This week, we’re Aloha State bound in our 50 States of Incorporation series with a look at the only U.S. state made up entirely of islands, Hawaii! The 8th smallest state that is also not within the Contiguous United States, Hawaii may look like small on the surface but actually boasts a population of over a million permanent residents within the state. With tropical weather and scenery year round, public beaches and active volcanoes, Hawaii also serves as a popular destination spot for surfers, tourists, and members of the U.S. military.
Georgia boasts one of the fastest growing populations, and economies, in America. 15 Fortune 500 companies call Georgia home and, if taken alone, Georgia would have the 28th largest economy in the world. Despite its reputation as the Peach State, Georgia also produces pecans, soy, corn, and poultry. Tourism and culture also make up a major part of the Georgian economy, and a flat corporate income tax of 6% continues to attract new businesses to the state. In fact, according to the Tax Foundation, Georgia’s state and local corporate, income, and sales tax are all low enough that Georgia falls below the national average tax burden. But what does it actually take to form a business in Georgia? And what should you know before incorporating in the Peach State?
Famous for Disney World, being bordered to the west by the Gulf of Mexico, and a collection of particularly colorful news headlines, Florida has never been known as a shy state. However, there has long been some dispute about whether Florida can be considered a business friendly state or not.
Connecticut is a state with a long and storied history. European colonists established what would eventually be Connecticut back in 1636, and towns sprung up on the banks of the Connecticut river, leading it to be called the River Colony. Largely due to a war with the Pequot people that inhabited the area, these river towns created a central government to pool resources and raise a militia. After the Pequot War the population swelled, and Connecticut received its royal charter in 1662.
Both it’s involvement in early American history and its natural beauty ensure Connecticut remains a top tourist destination – state officials estimate that tourism generates around $14 billion for the state economy. Well in line with its revolutionary history, Connecticut is also home to many of America’s major gun manufacturers, including Colt, Stag, and Mossberg.

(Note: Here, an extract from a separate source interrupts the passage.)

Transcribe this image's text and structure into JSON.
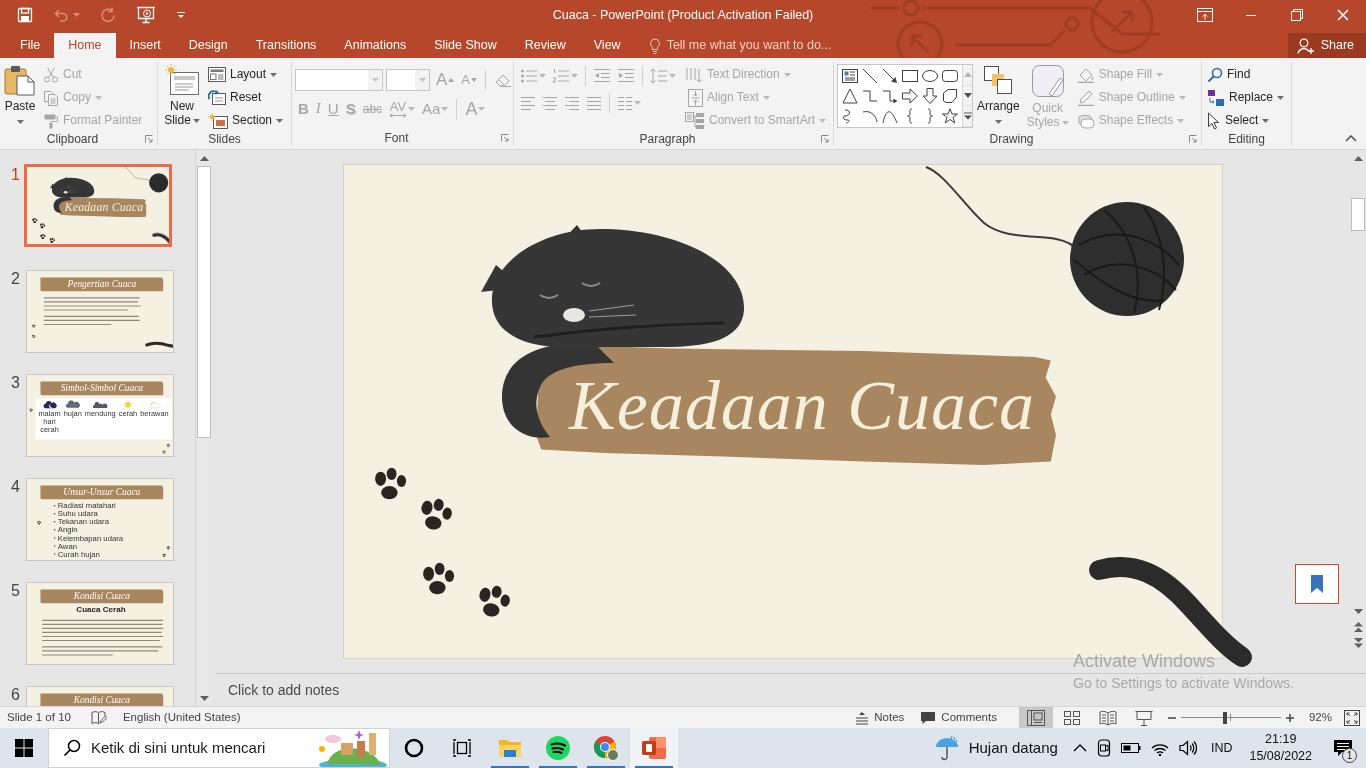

Arkansas is known both as ‘The Land of Opportunity’ and ‘The Natural State,’ and these nicknames are truly befitting of a state with as much natural beauty and entrepreneurial spirit as Arkansas. With fifty-two state parks, including Hot Springs National Park, which is the nation’s first national park, and a strong, thriving culture, Arkansas continues to attract tourists from all across America. Arkansas is also known as the birthplace of multiple Fortune 500 companies, including Walmart, Tyson Foods, and Dillard’s.
But even if you are just a small, one-person company operating out of your garage, Arkansas is still one of the best states to found a business for several reasons.
Nicknamed The Grand Canyon State and infamous for its deserts and national parks, our state of the week in our 50 States of Incorporation series is Arizona. The 48th state to be admitted into the Union with Phoenix as the state capital, Arizona is also the 15th most populous of the 50 states. Companies including US Airways, PetSmart, and Cold Stone Creamery call Arizona home for their headquarters, but as revealed on CNNMoney Arizona also ranks as the most entrepreneurial state in the country, with tech, software, retail and tourism start-ups sprouting up all over the state.
With so many companies staking ground there, what’s the allure of starting a business in Arizona? While forming an incorporation isn’t without its requirements, with the most distinctive one being that all Arizona LLC’s must have a registered agent service, some of the benefits of creating an LLC in Arizona include the following:
Every state is different when it comes to corporate law. Some, like Nevada or Delaware, are known for their business friendly atmosphere and extremely low corporate tax rate. As for other states, well let’s just say that not every state is as friendly towards small business as it should be. Knowing how each state stacks up in terms of laws, fees, and friendliness is enormously helpful when trying to figure out where to form your corporation. Over the next fifty weeks, we are going to look at the basics of corporate law and culture in each of the fifty states on our blog to help our readers better understand how to form and run a corporation in each state. And today we start with Alabama.
Alabama, despite not being as well known as Nevada or Delaware when it comes to incorporating, was actually ranked the second most business friendly state in the United States by thumbtack.com. Over the last few decades Alabama has made it extremely easy to start and run a business, and the lack of an over-regulatory government has meant that small businesses across an array of industries have been able to flourish and help the local economy.